by Graham Pierrepoint
It’s safe to say that technology isn’t always as simple as it seems – gaffes befall us all – yet for big organisations and names such as Sony Pictures Entertainment, you’d assume that quality control would be always on point. Generally, it is – but in spectacular fashion, the brand appeared to score an own goal earlier this month as, in an effort to promote a new movie, it went and gave away the whole film for free by complete accident. Whoops.
The movie in question, Khali the Killer, is set to be released on DVD and digital download later this year – and to pump up promotion, as always, the uploader in charge of SPE’s trailer channel on YouTube accidentally uploaded the entire movie instead of the red band trailer which would have given viewers a taster of what was to come. Instead, visitors to SPE’s channel, for a limited time, were treated to Khali the Killer in full, and for free. Unless this is clever marketing – it seems that somebody rather dropped the ball in the SPE office recently!
It reportedly took five hours for the mistake to be noticed and for the full film to be removed, according to sources – meaning that many may have already gotten a nice preview of the 89-minute movie ahead of its general release. Since the mishap, it seems that Sony are remaining quiet about the gaffe – after all, accidents happen! Some joked online that the movie upload may just have been an extremely long trailer – perhaps a little too avant-garde for mass audiences, but it’s worth a shot!
▶ Sony Pictures Accidentally Posted Full Movie On YouTube Instead of Trailer
Movie marketing has expanded extensively thanks to the rise of YouTube as an online entertainment platform – it’s one of the main places to go to watch new trailers and visual marketing for upcoming releases outside of the theater itself, meaning that it’s now easier than ever for studios and distributors to get their promotional material and sneak peeks out to home viewers before they go out and buy tickets. As is the case with Khali the Killer, it’s also used to promote DVD releases, too – and while this gaffe may be a rather odd one, could this be a new form of marketing for future movie releases?
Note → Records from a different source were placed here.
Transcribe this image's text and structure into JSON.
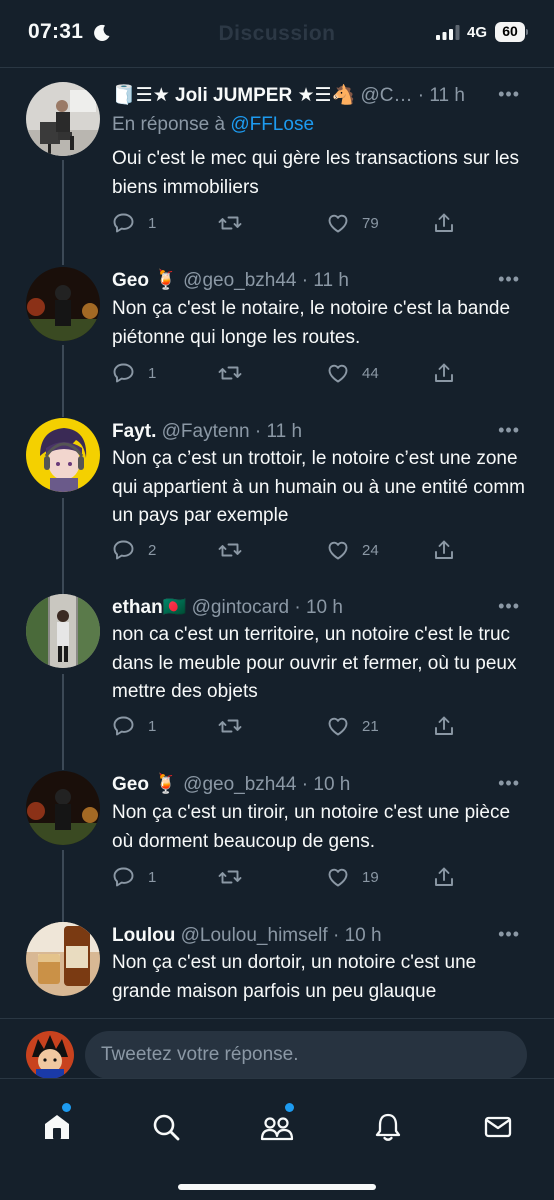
{
  "status_bar": {
    "time": "07:31",
    "network": "4G",
    "battery": "60",
    "header_title": "Discussion"
  },
  "colors": {
    "background": "#15202b",
    "accent": "#1d9bf0",
    "muted": "#8b98a5"
  },
  "tweets": [
    {
      "name": "🧻☰★ Joli JUMPER ★☰🐴",
      "handle": "@C…",
      "time": "11 h",
      "reply_prefix": "En réponse à",
      "reply_to": "@FFLose",
      "text": "Oui c'est le mec qui gère les transactions sur les biens immobiliers",
      "replies": "1",
      "retweets": "",
      "likes": "79"
    },
    {
      "name": "Geo 🍹",
      "handle": "@geo_bzh44",
      "time": "11 h",
      "text": "Non ça c'est le notaire, le notoire c'est la bande piétonne qui longe les routes.",
      "replies": "1",
      "retweets": "",
      "likes": "44"
    },
    {
      "name": "Fayt.",
      "handle": "@Faytenn",
      "time": "11 h",
      "text": "Non ça c’est un trottoir, le notoire c’est une zone qui appartient à un humain ou à une entité comm un pays par exemple",
      "replies": "2",
      "retweets": "",
      "likes": "24"
    },
    {
      "name": "ethan🇧🇩",
      "handle": "@gintocard",
      "time": "10 h",
      "text": "non ca c'est un territoire, un notoire c'est le truc dans le meuble pour ouvrir et fermer, où tu peux mettre des objets",
      "replies": "1",
      "retweets": "",
      "likes": "21"
    },
    {
      "name": "Geo 🍹",
      "handle": "@geo_bzh44",
      "time": "10 h",
      "text": "Non ça c'est un tiroir, un notoire c'est une pièce où dorment beaucoup de gens.",
      "replies": "1",
      "retweets": "",
      "likes": "19"
    },
    {
      "name": "Loulou",
      "handle": "@Loulou_himself",
      "time": "10 h",
      "text": "Non ça c'est un dortoir, un notoire c'est une grande maison parfois un peu glauque",
      "replies": "",
      "retweets": "",
      "likes": ""
    }
  ],
  "reply_box": {
    "placeholder": "Tweetez votre réponse."
  },
  "tab_bar": {
    "items": [
      {
        "icon": "home-icon",
        "active": true,
        "badge": true
      },
      {
        "icon": "search-icon",
        "active": false,
        "badge": false
      },
      {
        "icon": "communities-icon",
        "active": false,
        "badge": true
      },
      {
        "icon": "bell-icon",
        "active": false,
        "badge": false
      },
      {
        "icon": "mail-icon",
        "active": false,
        "badge": false
      }
    ]
  }
}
With piracy still rife online – and extremely hard to police – it’s safe to say perhaps not!